EVALUATION OF POPULATION STATUS AND FORAGING ECOLOGY OF SABLE ANTELOPE (Hippotragus niger roosevelti – Heller, 1910 ) IN SHIMBA HILLS NATIONAL RESERVE, KENYA
MetadataShow full item record
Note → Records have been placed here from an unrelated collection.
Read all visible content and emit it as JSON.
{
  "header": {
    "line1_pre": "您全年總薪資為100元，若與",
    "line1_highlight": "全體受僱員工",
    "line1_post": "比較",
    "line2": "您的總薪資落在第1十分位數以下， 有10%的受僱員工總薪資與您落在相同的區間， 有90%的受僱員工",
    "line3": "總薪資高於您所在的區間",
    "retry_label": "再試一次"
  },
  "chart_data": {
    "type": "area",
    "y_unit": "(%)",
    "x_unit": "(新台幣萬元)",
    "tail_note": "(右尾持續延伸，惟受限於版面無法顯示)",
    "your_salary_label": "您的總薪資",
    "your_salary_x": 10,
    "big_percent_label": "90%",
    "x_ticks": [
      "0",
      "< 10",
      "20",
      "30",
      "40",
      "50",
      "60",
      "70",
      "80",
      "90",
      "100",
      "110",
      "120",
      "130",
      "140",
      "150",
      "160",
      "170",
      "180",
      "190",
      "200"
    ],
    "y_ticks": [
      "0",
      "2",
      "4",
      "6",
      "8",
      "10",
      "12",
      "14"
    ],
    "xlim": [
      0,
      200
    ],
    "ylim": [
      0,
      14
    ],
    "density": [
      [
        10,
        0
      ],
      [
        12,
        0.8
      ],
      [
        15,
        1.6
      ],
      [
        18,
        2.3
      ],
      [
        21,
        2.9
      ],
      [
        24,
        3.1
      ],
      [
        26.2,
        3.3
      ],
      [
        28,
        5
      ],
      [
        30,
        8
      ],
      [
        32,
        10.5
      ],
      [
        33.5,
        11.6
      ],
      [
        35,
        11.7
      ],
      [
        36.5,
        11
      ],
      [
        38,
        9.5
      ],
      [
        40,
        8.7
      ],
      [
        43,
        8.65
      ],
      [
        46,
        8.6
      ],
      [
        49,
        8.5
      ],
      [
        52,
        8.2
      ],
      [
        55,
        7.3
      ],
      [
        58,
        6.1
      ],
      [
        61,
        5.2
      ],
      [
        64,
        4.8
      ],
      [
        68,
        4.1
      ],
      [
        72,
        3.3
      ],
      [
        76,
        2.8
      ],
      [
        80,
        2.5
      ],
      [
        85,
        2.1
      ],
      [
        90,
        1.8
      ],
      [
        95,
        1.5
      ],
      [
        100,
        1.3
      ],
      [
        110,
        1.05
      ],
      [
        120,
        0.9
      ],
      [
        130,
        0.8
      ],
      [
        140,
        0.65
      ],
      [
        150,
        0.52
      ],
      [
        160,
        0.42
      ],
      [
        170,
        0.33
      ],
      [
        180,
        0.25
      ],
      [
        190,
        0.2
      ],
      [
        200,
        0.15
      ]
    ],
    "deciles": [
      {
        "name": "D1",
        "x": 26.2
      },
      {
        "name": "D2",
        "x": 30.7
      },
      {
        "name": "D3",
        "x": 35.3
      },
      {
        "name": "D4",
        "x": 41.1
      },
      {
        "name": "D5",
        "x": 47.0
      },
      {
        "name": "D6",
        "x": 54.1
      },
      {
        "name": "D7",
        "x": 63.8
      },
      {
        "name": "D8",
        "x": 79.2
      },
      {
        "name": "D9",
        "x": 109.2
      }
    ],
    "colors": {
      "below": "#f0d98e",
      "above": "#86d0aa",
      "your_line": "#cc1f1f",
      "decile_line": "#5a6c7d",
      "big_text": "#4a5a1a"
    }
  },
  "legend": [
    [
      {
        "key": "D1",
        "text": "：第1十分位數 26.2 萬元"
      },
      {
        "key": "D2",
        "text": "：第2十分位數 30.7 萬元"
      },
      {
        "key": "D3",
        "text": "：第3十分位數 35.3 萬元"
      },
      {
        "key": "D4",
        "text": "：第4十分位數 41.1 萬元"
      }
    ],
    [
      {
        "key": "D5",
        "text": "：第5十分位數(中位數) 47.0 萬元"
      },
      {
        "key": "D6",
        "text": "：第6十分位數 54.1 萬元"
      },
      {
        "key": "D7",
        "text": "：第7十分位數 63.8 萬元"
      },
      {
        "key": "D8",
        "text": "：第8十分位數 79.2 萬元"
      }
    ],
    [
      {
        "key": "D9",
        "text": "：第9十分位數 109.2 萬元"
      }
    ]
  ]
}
The Sable antelope (Hippotragus niger roosevelti- Heller, 1910) is endemic to Shimba Hills National Reserve (SHNR) in Kenya. In the past few decades its population has declined considerably. Despite the alarming decline and resultant localized distribution, little information exists on the species current population status and foraging ecology. The main objectives of this study were two-fold; (1) to determine the current population status, structure and distribution of Sable antelope in the reserve, and (2) to assess aspects of the species foraging ecology in SHNR. Data on the population size, structure and the foraging behaviour of the species was collected in both dry and wet seasons for a period of 24 days each season. Direct total ground count was employed to estimate the population size and structure of the species while systematic quadrats and visual estimation were used to assess the foraging behaviour and food plants of the species. About 93±7 antelopes comprising of six herds and a solitary bull were estimated during the study. Sable population structure showed skewed distribution towards adults (52.7%). There was a significant positive linear relationship between the size of herds and the young individuals in the groups (r = 0.904). However, the observed ratios of age (χ² = 9.071, d.f = 10, p > 0.05) and sex (χ² = 2.174, d.f = 5, p > 0.05) structure of the herds did not vary significantly. Larger herds were observed during dry than wet season (d.f = 6, p < 0.05). Different seasons did not have effect on the diversity of food plants selected by Sable (p > 0.05). However, when choosing foraging habitats, Sable preferred mid slope and gentle flat landscapes between wet and dry seasons respectively (χ² = 23.740, d.f = 3, p < 0.05). Statistical analysis of canopy cover indicated that it did not affect significantly the choice of Sable foraging sites (χ² = 0.843, d.f = 2, p > 0.05). There were strong positive correlations between acceptability and availability of grass species in the Sable feeding sites (r = 0.863) and (r = 0.909) in dry and wet season respectively. The quality of Sable vi forage varied significantly across the seasons with relatively high crude protein (p < 0.05) and phosphorous (p < 0.05) levels reported during wet than dry season. The reported decline in the species numbers and skewed age structure of more adults than young ones in the population indicate lack of stability in the population that needs to be investigated for potential causes. This study recommends establishment of a long-term habitat use monitoring program to precisely determine possible changes in the species foraging habitats. The study also recommends for more local community engagement to raise awareness about the declining Sable numbers and assess their possible roles in conservation of the species.